So should you see this one? If you catch a showing on FX sometime, or if you can snag it via streaming on Netflix then sure take a look. I wouldn’t be inclined to make a special trip to the theatre for it though, nor would I rush out to buy the DVD.
Final Verdict on Law Abiding Citizen:
Saturday, October 3, 2009
“What do you think, zombie kill of the week?”
Zombieland may in fact be the best zombie movie ever. Guts, gore, laughs, violence, this movie has it all in spades. Even the venerable Rotten Tomatoes has a rating of 89% at the time of writing.
Now down to business. There’s no monotonous 20 minutes set up for Zombieland, when the movie begins everyone is already a mindless flesh eating automaton. Our tour of the newly zombie infested United States is conducted by Columbus (Jesse Eisenberg) who is attempting to get back to Columbus, Ohio to find his parents (whom he hopes are still alive). Along the way he explains the ‘rules’ of survival in Zombieland, such as rule number 2: The double tap (always make sure they are dead). At various points in the movie we are treated to a few of these choice rules, which add a little comic flavor. During his travels Columbus encounters veteran zombie hunter Tallahassee (Woody Harrelson), and sibling survivors Wichita (Emma Stone) and Little Rock (Abigail Breslin) and they all team up in the interest of survival.

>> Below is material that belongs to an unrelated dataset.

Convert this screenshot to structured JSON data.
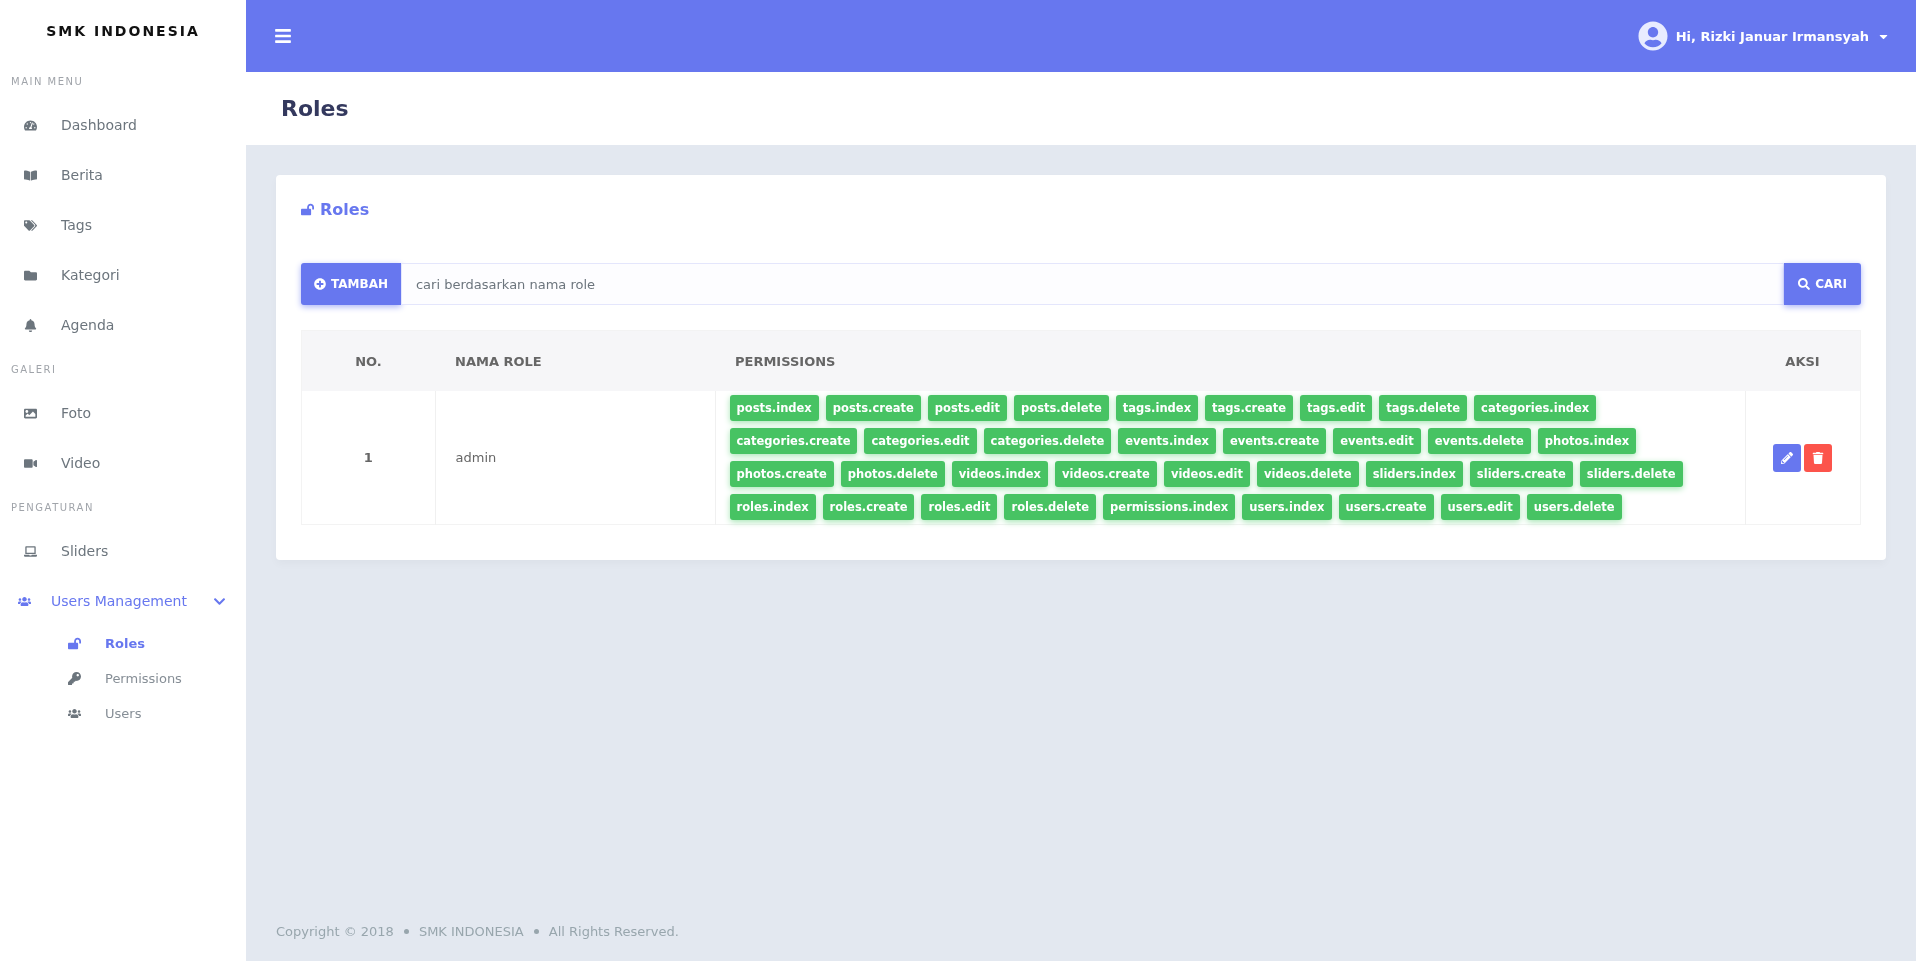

Woody Harrelson is terrific in this role, his character has a twisted and dark sense of humor which fits well alongside the backdrop of a zombie apocalypse. Jesse Eisenberg turns in another hum drum performance though, if you saw Adventureland then you’ll recognize both the actor and the character – in that there appears to be no difference between the two. Emma Stone, if nothing else, is nice to look at for 40 plus minutes. As far as I’m concerned she is still an unproven actress, but with the looks alone she’s off to a good start (at least by the Megan Fox standard of acting). Kudos to Abigail Breslin, typically the ‘kid’ character in these kind of movies is both tiresome and irritating, not so in Zombieland. I rather enjoyed the fact that they bounce some jokes off of her based on her age (for example, not knowing who Bill Murray is). Oh, and yes, as you are likely already aware from the atrocious internet spoilers, Bill Murray has a cameo in this movie, and he’s great (really its Bill Murray, how could he not be great).
The director sticks to the typical zombie staples, established in classics like Evil Dead. This is not a criticism of the movie, because genre flicks like this should stick to those accepted norms. The blood splatter, the excessive violence, the hot chick and the reluctant hero. All classics, and all perfectly acceptable attributes of a good zombie flick.

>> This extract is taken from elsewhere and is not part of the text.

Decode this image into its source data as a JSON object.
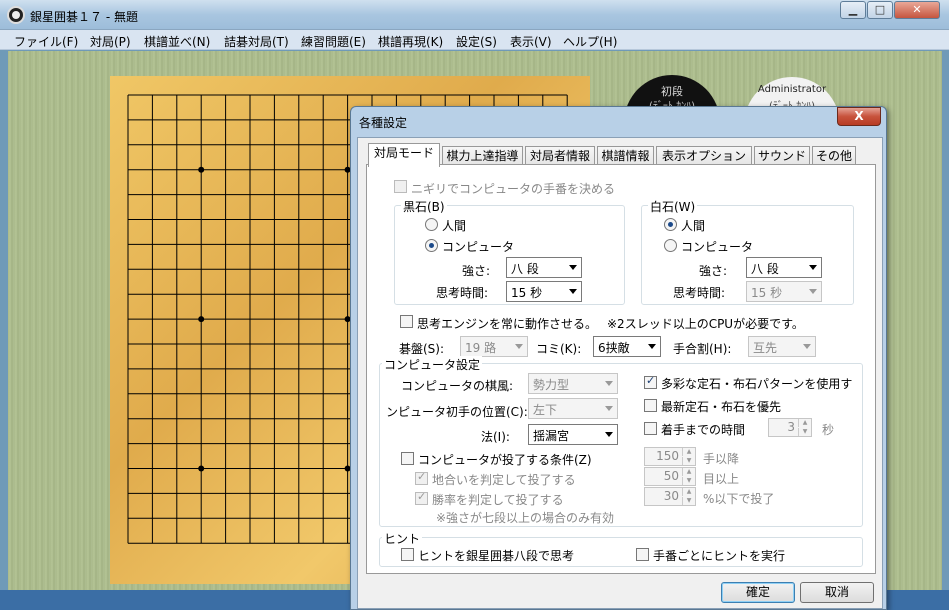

For what it is, I really can’t pick out to many faults with this movie, it makes the wise decision of sticking to the 90 minute mark. Movies like this can’t run for 2 hours, it just doesn’t work. The cast were all good and worked well together. It was certainly a good move paring up the rather bland Eisenberg with the totally over the top Harrelson, it balances out beautifully.

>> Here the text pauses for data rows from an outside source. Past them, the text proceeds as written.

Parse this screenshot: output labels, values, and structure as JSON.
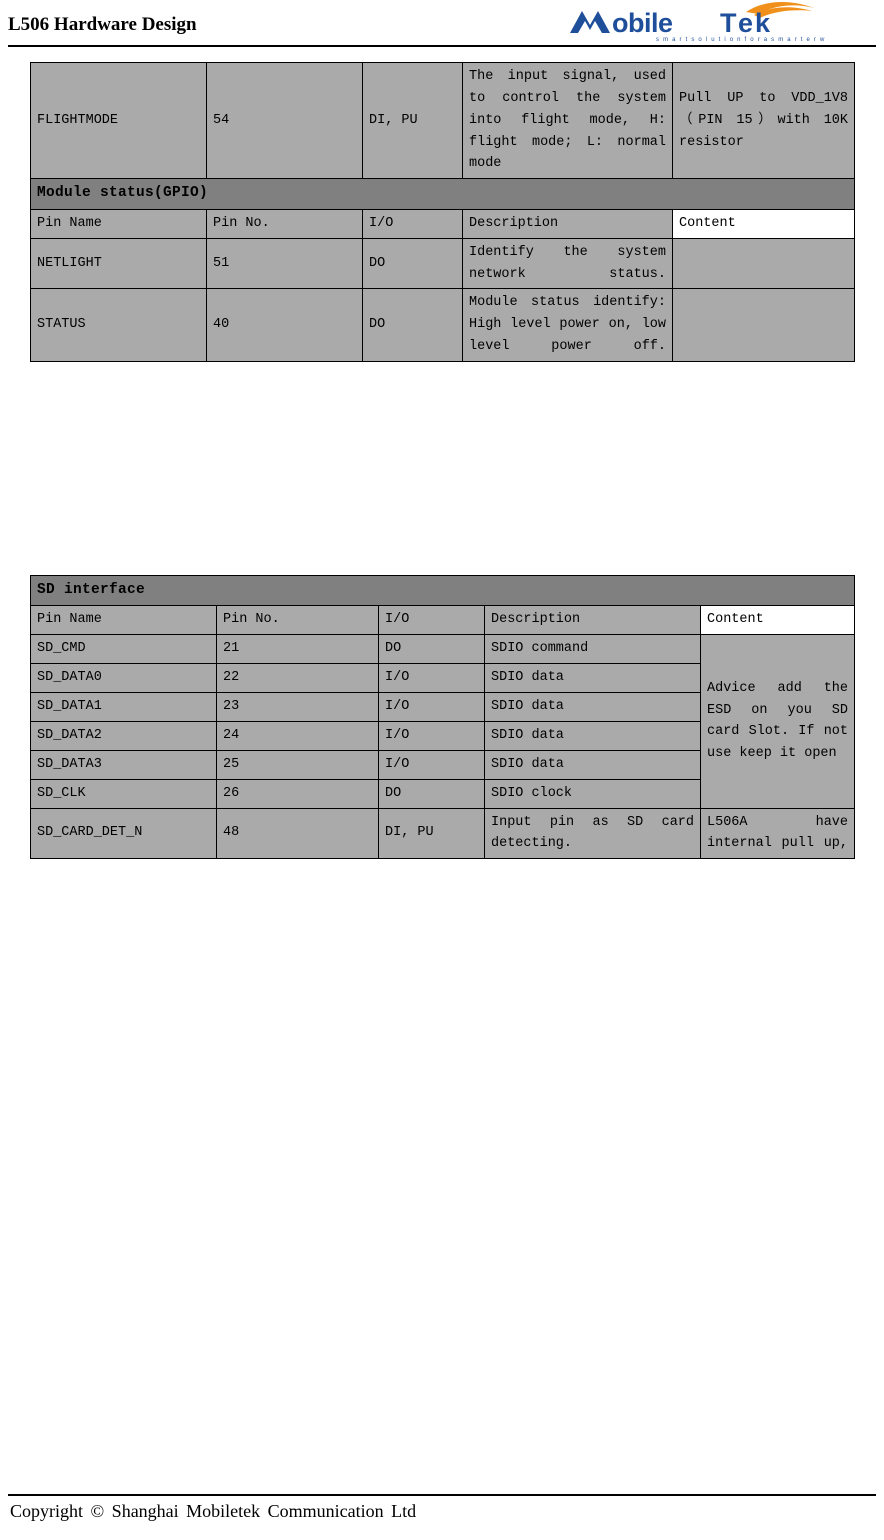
{
  "header": {
    "title": "L506 Hardware Design",
    "logo_text": "MobileTek",
    "logo_tagline": "s m a r t   s o l u t i o n   f o r   a   s m a r t e r   w o r l d"
  },
  "table_top": {
    "rows": [
      {
        "pin_name": "FLIGHTMODE",
        "pin_no": "54",
        "io": "DI, PU",
        "description": "The input signal, used to control the system into flight mode, H: flight mode; L: normal mode",
        "content": "Pull UP to VDD_1V8（PIN 15）with 10K resistor"
      }
    ]
  },
  "section_module_status": {
    "title": "Module status(GPIO)",
    "headers": {
      "pin_name": "Pin Name",
      "pin_no": "Pin No.",
      "io": "I/O",
      "description": "Description",
      "content": "Content"
    },
    "rows": [
      {
        "pin_name": "NETLIGHT",
        "pin_no": "51",
        "io": "DO",
        "description": "Identify the system network status.",
        "content": ""
      },
      {
        "pin_name": "STATUS",
        "pin_no": "40",
        "io": "DO",
        "description": "Module status identify: High level power on, low level power off.",
        "content": ""
      }
    ]
  },
  "section_sd_interface": {
    "title": "SD interface",
    "headers": {
      "pin_name": "Pin Name",
      "pin_no": "Pin No.",
      "io": "I/O",
      "description": "Description",
      "content": "Content"
    },
    "rows": [
      {
        "pin_name": "SD_CMD",
        "pin_no": "21",
        "io": "DO",
        "description": "SDIO command"
      },
      {
        "pin_name": "SD_DATA0",
        "pin_no": "22",
        "io": "I/O",
        "description": "SDIO data"
      },
      {
        "pin_name": "SD_DATA1",
        "pin_no": "23",
        "io": "I/O",
        "description": "SDIO data"
      },
      {
        "pin_name": "SD_DATA2",
        "pin_no": "24",
        "io": "I/O",
        "description": "SDIO data"
      },
      {
        "pin_name": "SD_DATA3",
        "pin_no": "25",
        "io": "I/O",
        "description": "SDIO data"
      },
      {
        "pin_name": "SD_CLK",
        "pin_no": "26",
        "io": "DO",
        "description": "SDIO clock"
      },
      {
        "pin_name": "SD_CARD_DET_N",
        "pin_no": "48",
        "io": "DI, PU",
        "description": "Input pin as SD card detecting."
      }
    ],
    "content_merged": "Advice add the ESD on you SD card Slot. If not use keep it open",
    "content_last": "L506A have internal pull up,"
  },
  "footer": {
    "text": "Copyright © Shanghai Mobiletek Communication Ltd"
  },
  "colors": {
    "cell_gray": "#aaaaaa",
    "section_gray": "#808080",
    "border": "#000000",
    "logo_blue": "#1f4f9a",
    "logo_orange": "#f0901a"
  }
}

Overall, fun movie, great zombie flick and worth the price of a ticket. Go see it.
Final Verdict on Zombieland: